Courage in America began as part of my service project as a member of The Knights of Malta, a Roman Catholic service organization. As part of my “work,” I visited wounded warriors at Walter Reed Hospital in Washington D.C. The results of those and subsequent visits to Walter Reed National Military Medical Center in Bethesda Maryland provided the opportunity for me to select wounded warriors who already have, or were in the process of successfully overcoming traumatic injuries. My mission was to understand the character traits that enable some of them to turn their adversities into successful recoveries, while others did not. Courage was clearly present in the successes.
Marine Corporal Todd Nicely**, was the first of the seven warriors I was to profile. Todd challenged me to write his story. I replied to Todd that given your serious injuries the story could be depressing. Todd replied… “Not if you do it right.”

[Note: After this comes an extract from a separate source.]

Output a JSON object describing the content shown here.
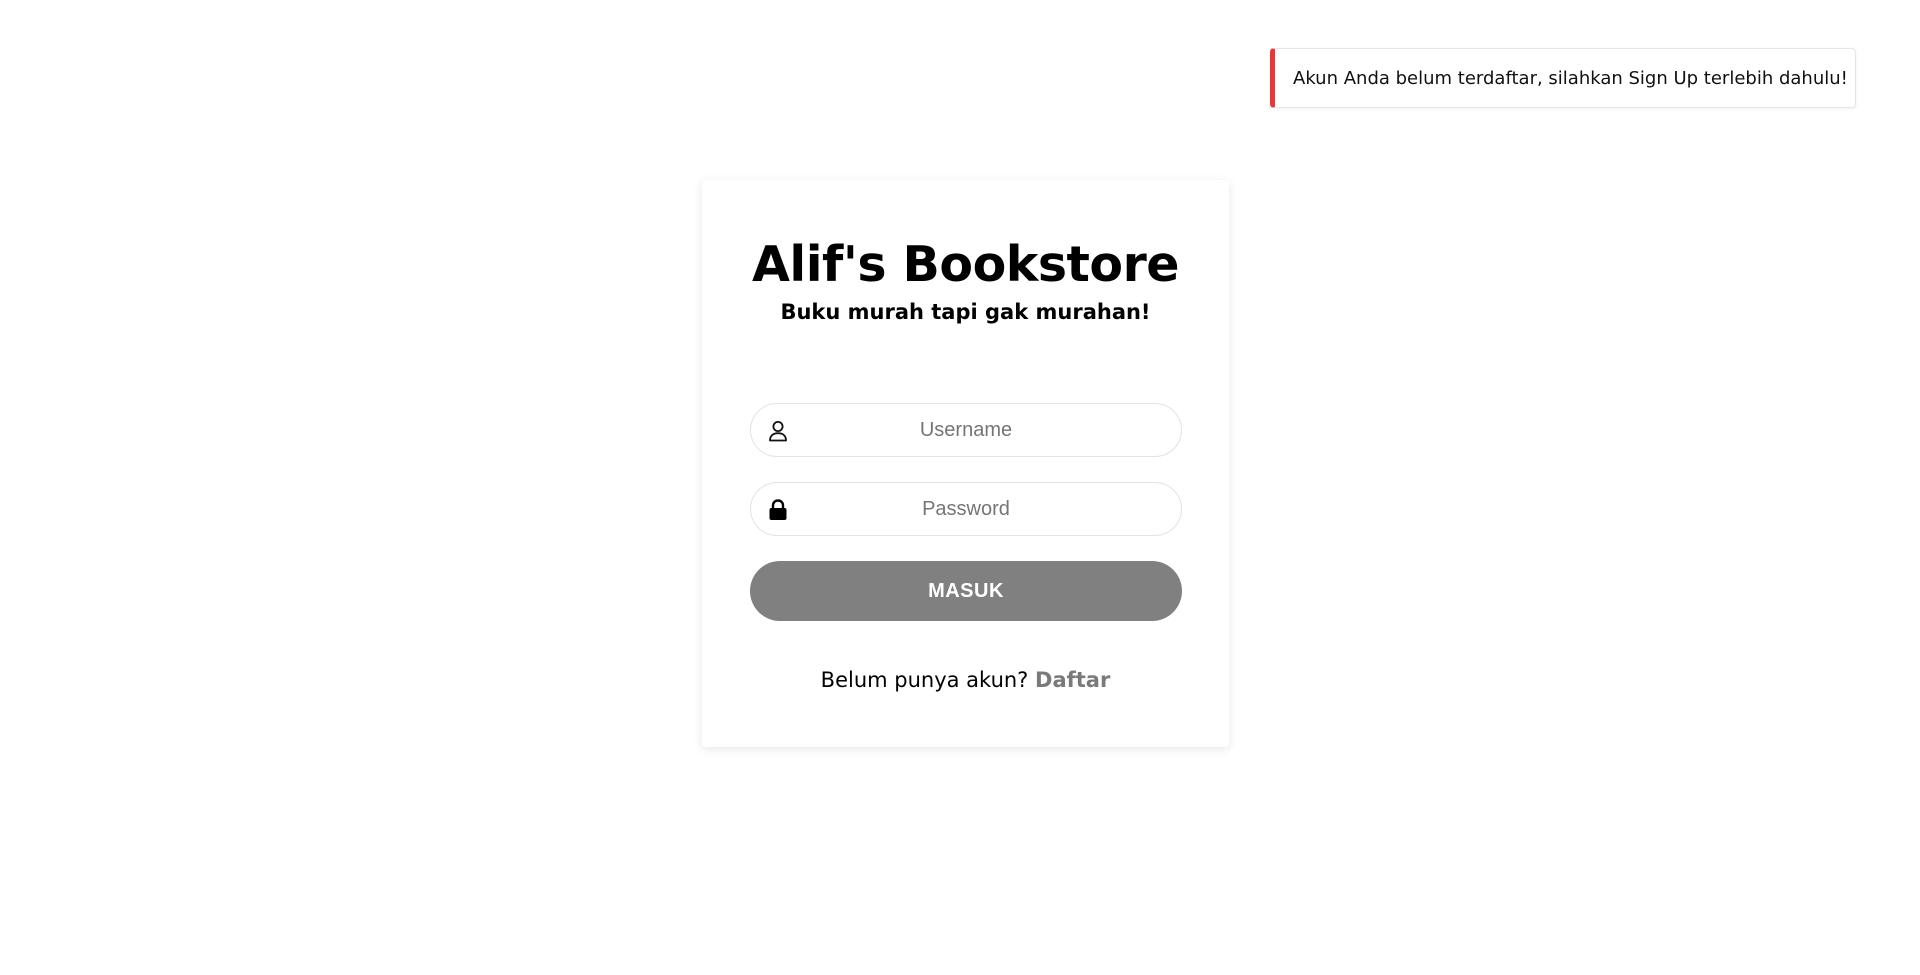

In witnessing Todd’s rehabilitation and the six other warriors, I recognized the importance of the virtues of courage and patient endurance. The successful patients learn to live according to a “code of wounded warriors,” such that the duties of rehabilitation are discharged with the same determination and focus once required for battle. They respond to their physical adversities with the same militant spirit that made them an effective American warrior.
Success does not come easily in war or in rehabilitation. It is achieved by an assiduous application of duty, by mentally and physically struggling through daily therapy challenges. The wounded warriors exhibit extraordinary habits of mind, body and soul that enable them to eventually make great strides forward toward their ultimate recovery.
By sharing the stories of how these warriors and their caregivers battle on against traumatic injuries, I hoped to inspire newly wounded warriors to reach for the fullest recovery possible for them. I also wanted to educate civilians about our country’s young military-hero families, so others will join me in supporting warrior efforts to re-enter civilian life. By getting to know the wounded warrior community, I benefited greatly by learning of their virtues of honor, humility, perseverance, selflessness, patience, resilience and endurance.
There were similarities in the two books; I continued to profile interesting subjects and, like the politicians in the first book, once I gained the trust of the warriors, they too were anxious to have their stories shared with the public. Unlike the first book where the common reaction was how did you ever a find ten honest politician, the reaction to Courage in America was, “how can we help?”
Even though I was unable to devote much time on marketing the book on warriors the number of positive reviews on Amazon doubled and the number of request for me to speak about the courage of these warriors greatly increased. Perhaps the greatest outcome was to be welcomed into a very special club of military men and women who served in combat and who appreciated the story of the long war of rehabilitation was being told.
By sharing how these warriors and their caregivers battle on against traumatic injuries, the book’s message is to inspire newly wounded warriors to reach for the fullest recovery possible for them. Another goal of Courage in America was to educate civilians about our country’s young military-hero families, so others will join me in supporting warrior efforts to re-enter civilian life. By getting to know the wounded warrior community, all benefit by learning of their virtues of honor, humility, perseverance, selflessness, patience, resilience and endurance.
With no marketing or public relations budget, Courage in America outsold the Politics with Principle. Numerous veteran organizations offered a positive word of mouth campaign and the book seems to continue to have legs. However, the need to support wounded warriors and their families continues. I also noticed greater interest in the articles I posted on the Character Building Project site. In fact, additional wounded warriors, even after the book was published, asked me to post their stories on my site and their stories are posted on the warriors with character page. Also numerous veteran organizations asked to be included in the resource page of the site.
In brief, the results of publishing my second book on character were encouraging; motivating me to commit to do a third book in the character series, to greatly expand my blog, and to begin to receive critical feedback and valued advice from my readers.
** Corporal Todd Nicely had served a tour with the Marines in Iraq in 2008 before being sent to Afghanistan in 2009 and placed in charge of 12 Marines in the 1st Squad, 1st Platoon, Company F, 2nd Battalion, 2nd. Marines. On March 26, 2010, in his fifth month of duty near the town of Lakari in southern Afghanistan, Nicely was leading his infantrymen during a routine security patrol. While crossing a crude, single-file Bamboo Bridge over the canal he stepped on an improvised explosive device buried at the foot of the bridge. The bomb contained 40 pounds of homemade explosives. Corporal Nicely not only lost his arms, but his legs too, becoming only the second American to survive the Afghanistan war after losing all four limbs.